Segment Start: Data supplied

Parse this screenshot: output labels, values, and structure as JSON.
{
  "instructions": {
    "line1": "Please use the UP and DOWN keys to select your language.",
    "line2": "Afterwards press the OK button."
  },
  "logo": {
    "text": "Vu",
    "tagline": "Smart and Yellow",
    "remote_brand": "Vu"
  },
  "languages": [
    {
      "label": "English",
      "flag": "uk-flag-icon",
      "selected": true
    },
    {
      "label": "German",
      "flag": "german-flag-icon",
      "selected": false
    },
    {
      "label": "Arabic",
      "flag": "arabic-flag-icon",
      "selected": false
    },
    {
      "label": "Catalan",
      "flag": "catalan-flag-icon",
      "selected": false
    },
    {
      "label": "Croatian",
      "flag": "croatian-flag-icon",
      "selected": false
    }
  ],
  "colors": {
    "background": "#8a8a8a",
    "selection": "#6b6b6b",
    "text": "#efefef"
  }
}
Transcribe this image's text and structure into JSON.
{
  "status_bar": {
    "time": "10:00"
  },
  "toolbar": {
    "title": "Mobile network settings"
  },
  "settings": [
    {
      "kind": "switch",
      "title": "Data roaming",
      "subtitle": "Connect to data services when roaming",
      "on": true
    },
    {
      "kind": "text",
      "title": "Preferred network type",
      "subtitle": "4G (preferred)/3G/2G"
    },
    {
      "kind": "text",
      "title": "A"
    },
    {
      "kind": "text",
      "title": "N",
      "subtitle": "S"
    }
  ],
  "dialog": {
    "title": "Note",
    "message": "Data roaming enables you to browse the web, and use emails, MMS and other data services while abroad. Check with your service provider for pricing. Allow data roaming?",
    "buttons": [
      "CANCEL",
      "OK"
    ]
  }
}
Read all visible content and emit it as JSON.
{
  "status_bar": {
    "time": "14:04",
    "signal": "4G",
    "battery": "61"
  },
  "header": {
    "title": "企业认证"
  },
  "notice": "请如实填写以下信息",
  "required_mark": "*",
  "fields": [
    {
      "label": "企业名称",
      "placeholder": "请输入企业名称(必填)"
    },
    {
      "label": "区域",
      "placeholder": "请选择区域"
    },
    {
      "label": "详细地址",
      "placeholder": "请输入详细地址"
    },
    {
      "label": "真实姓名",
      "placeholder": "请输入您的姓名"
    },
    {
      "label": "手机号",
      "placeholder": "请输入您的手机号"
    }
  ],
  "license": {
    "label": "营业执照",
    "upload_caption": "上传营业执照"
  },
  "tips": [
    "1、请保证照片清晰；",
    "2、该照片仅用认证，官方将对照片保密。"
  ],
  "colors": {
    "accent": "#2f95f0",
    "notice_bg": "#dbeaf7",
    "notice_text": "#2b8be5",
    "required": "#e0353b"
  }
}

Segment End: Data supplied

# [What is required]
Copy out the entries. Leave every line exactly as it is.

# [Output below]
Parse this screenshot: output labels, values, and structure as JSON.
{
  "instructions": {
    "line1": "Please use the UP and DOWN keys to select your language.",
    "line2": "Afterwards press the OK button."
  },
  "logo": {
    "text": "Vu",
    "tagline": "Smart and Yellow",
    "remote_brand": "Vu"
  },
  "languages": [
    {
      "label": "English",
      "flag": "uk-flag-icon",
      "selected": true
    },
    {
      "label": "German",
      "flag": "german-flag-icon",
      "selected": false
    },
    {
      "label": "Arabic",
      "flag": "arabic-flag-icon",
      "selected": false
    },
    {
      "label": "Catalan",
      "flag": "catalan-flag-icon",
      "selected": false
    },
    {
      "label": "Croatian",
      "flag": "croatian-flag-icon",
      "selected": false
    }
  ],
  "colors": {
    "background": "#8a8a8a",
    "selection": "#6b6b6b",
    "text": "#efefef"
  }
}
Transcribe this image's text and structure into JSON.
{
  "status_bar": {
    "time": "10:00"
  },
  "toolbar": {
    "title": "Mobile network settings"
  },
  "settings": [
    {
      "kind": "switch",
      "title": "Data roaming",
      "subtitle": "Connect to data services when roaming",
      "on": true
    },
    {
      "kind": "text",
      "title": "Preferred network type",
      "subtitle": "4G (preferred)/3G/2G"
    },
    {
      "kind": "text",
      "title": "A"
    },
    {
      "kind": "text",
      "title": "N",
      "subtitle": "S"
    }
  ],
  "dialog": {
    "title": "Note",
    "message": "Data roaming enables you to browse the web, and use emails, MMS and other data services while abroad. Check with your service provider for pricing. Allow data roaming?",
    "buttons": [
      "CANCEL",
      "OK"
    ]
  }
}
Read all visible content and emit it as JSON.
{
  "status_bar": {
    "time": "14:04",
    "signal": "4G",
    "battery": "61"
  },
  "header": {
    "title": "企业认证"
  },
  "notice": "请如实填写以下信息",
  "required_mark": "*",
  "fields": [
    {
      "label": "企业名称",
      "placeholder": "请输入企业名称(必填)"
    },
    {
      "label": "区域",
      "placeholder": "请选择区域"
    },
    {
      "label": "详细地址",
      "placeholder": "请输入详细地址"
    },
    {
      "label": "真实姓名",
      "placeholder": "请输入您的姓名"
    },
    {
      "label": "手机号",
      "placeholder": "请输入您的手机号"
    }
  ],
  "license": {
    "label": "营业执照",
    "upload_caption": "上传营业执照"
  },
  "tips": [
    "1、请保证照片清晰；",
    "2、该照片仅用认证，官方将对照片保密。"
  ],
  "colors": {
    "accent": "#2f95f0",
    "notice_bg": "#dbeaf7",
    "notice_text": "#2b8be5",
    "required": "#e0353b"
  }
}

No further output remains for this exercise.